• Exercise instructions: Leaving out the pictures, please retype each record exactly.

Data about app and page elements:
[Start of Attachment]
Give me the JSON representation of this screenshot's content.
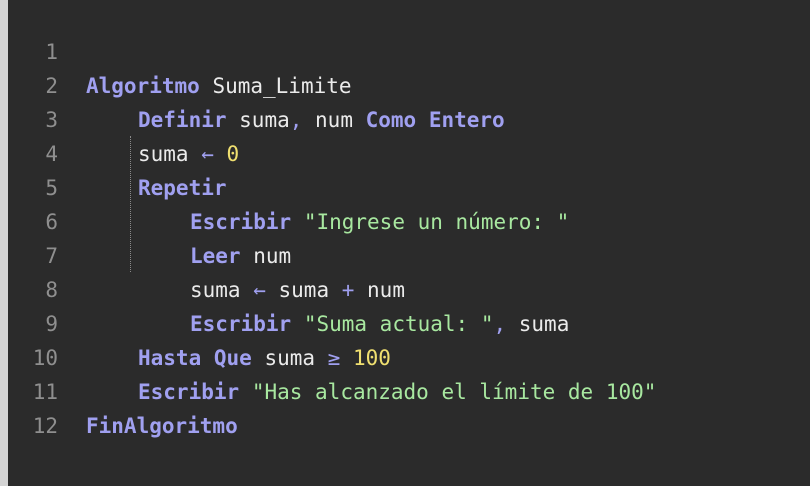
{
  "editor": {
    "lines": [
      {
        "no": "1",
        "tokens": [
          {
            "t": "Algoritmo",
            "c": "kw"
          },
          {
            "t": " ",
            "c": "id"
          },
          {
            "t": "Suma_Limite",
            "c": "id"
          }
        ]
      },
      {
        "no": "2",
        "tokens": [
          {
            "t": "Definir",
            "c": "kw"
          },
          {
            "t": " suma",
            "c": "id"
          },
          {
            "t": ",",
            "c": "punct"
          },
          {
            "t": " num ",
            "c": "id"
          },
          {
            "t": "Como Entero",
            "c": "kw"
          }
        ]
      },
      {
        "no": "3",
        "tokens": [
          {
            "t": "suma ",
            "c": "id"
          },
          {
            "t": "←",
            "c": "op"
          },
          {
            "t": " ",
            "c": "id"
          },
          {
            "t": "0",
            "c": "num"
          }
        ]
      },
      {
        "no": "4",
        "tokens": [
          {
            "t": "Repetir",
            "c": "kw"
          }
        ]
      },
      {
        "no": "5",
        "tokens": [
          {
            "t": "Escribir",
            "c": "kw"
          },
          {
            "t": " ",
            "c": "id"
          },
          {
            "t": "\"Ingrese un número: \"",
            "c": "str"
          }
        ]
      },
      {
        "no": "6",
        "tokens": [
          {
            "t": "Leer",
            "c": "kw"
          },
          {
            "t": " num",
            "c": "id"
          }
        ]
      },
      {
        "no": "7",
        "tokens": [
          {
            "t": "suma ",
            "c": "id"
          },
          {
            "t": "←",
            "c": "op"
          },
          {
            "t": " suma ",
            "c": "id"
          },
          {
            "t": "+",
            "c": "op"
          },
          {
            "t": " num",
            "c": "id"
          }
        ]
      },
      {
        "no": "8",
        "tokens": [
          {
            "t": "Escribir",
            "c": "kw"
          },
          {
            "t": " ",
            "c": "id"
          },
          {
            "t": "\"Suma actual: \"",
            "c": "str"
          },
          {
            "t": ",",
            "c": "punct"
          },
          {
            "t": " suma",
            "c": "id"
          }
        ]
      },
      {
        "no": "9",
        "tokens": [
          {
            "t": "Hasta Que",
            "c": "kw"
          },
          {
            "t": " suma ",
            "c": "id"
          },
          {
            "t": "≥",
            "c": "op"
          },
          {
            "t": " ",
            "c": "id"
          },
          {
            "t": "100",
            "c": "num"
          }
        ]
      },
      {
        "no": "10",
        "tokens": [
          {
            "t": "Escribir",
            "c": "kw"
          },
          {
            "t": " ",
            "c": "id"
          },
          {
            "t": "\"Has alcanzado el límite de 100\"",
            "c": "str"
          }
        ]
      },
      {
        "no": "11",
        "tokens": [
          {
            "t": "FinAlgoritmo",
            "c": "kw"
          }
        ]
      },
      {
        "no": "12",
        "tokens": []
      }
    ]
  }
}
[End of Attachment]
• Exercise solution:
Give me the JSON representation of this screenshot's content.
{
  "editor": {
    "lines": [
      {
        "no": "1",
        "tokens": [
          {
            "t": "Algoritmo",
            "c": "kw"
          },
          {
            "t": " ",
            "c": "id"
          },
          {
            "t": "Suma_Limite",
            "c": "id"
          }
        ]
      },
      {
        "no": "2",
        "tokens": [
          {
            "t": "Definir",
            "c": "kw"
          },
          {
            "t": " suma",
            "c": "id"
          },
          {
            "t": ",",
            "c": "punct"
          },
          {
            "t": " num ",
            "c": "id"
          },
          {
            "t": "Como Entero",
            "c": "kw"
          }
        ]
      },
      {
        "no": "3",
        "tokens": [
          {
            "t": "suma ",
            "c": "id"
          },
          {
            "t": "←",
            "c": "op"
          },
          {
            "t": " ",
            "c": "id"
          },
          {
            "t": "0",
            "c": "num"
          }
        ]
      },
      {
        "no": "4",
        "tokens": [
          {
            "t": "Repetir",
            "c": "kw"
          }
        ]
      },
      {
        "no": "5",
        "tokens": [
          {
            "t": "Escribir",
            "c": "kw"
          },
          {
            "t": " ",
            "c": "id"
          },
          {
            "t": "\"Ingrese un número: \"",
            "c": "str"
          }
        ]
      },
      {
        "no": "6",
        "tokens": [
          {
            "t": "Leer",
            "c": "kw"
          },
          {
            "t": " num",
            "c": "id"
          }
        ]
      },
      {
        "no": "7",
        "tokens": [
          {
            "t": "suma ",
            "c": "id"
          },
          {
            "t": "←",
            "c": "op"
          },
          {
            "t": " suma ",
            "c": "id"
          },
          {
            "t": "+",
            "c": "op"
          },
          {
            "t": " num",
            "c": "id"
          }
        ]
      },
      {
        "no": "8",
        "tokens": [
          {
            "t": "Escribir",
            "c": "kw"
          },
          {
            "t": " ",
            "c": "id"
          },
          {
            "t": "\"Suma actual: \"",
            "c": "str"
          },
          {
            "t": ",",
            "c": "punct"
          },
          {
            "t": " suma",
            "c": "id"
          }
        ]
      },
      {
        "no": "9",
        "tokens": [
          {
            "t": "Hasta Que",
            "c": "kw"
          },
          {
            "t": " suma ",
            "c": "id"
          },
          {
            "t": "≥",
            "c": "op"
          },
          {
            "t": " ",
            "c": "id"
          },
          {
            "t": "100",
            "c": "num"
          }
        ]
      },
      {
        "no": "10",
        "tokens": [
          {
            "t": "Escribir",
            "c": "kw"
          },
          {
            "t": " ",
            "c": "id"
          },
          {
            "t": "\"Has alcanzado el límite de 100\"",
            "c": "str"
          }
        ]
      },
      {
        "no": "11",
        "tokens": [
          {
            "t": "FinAlgoritmo",
            "c": "kw"
          }
        ]
      },
      {
        "no": "12",
        "tokens": []
      }
    ]
  }
}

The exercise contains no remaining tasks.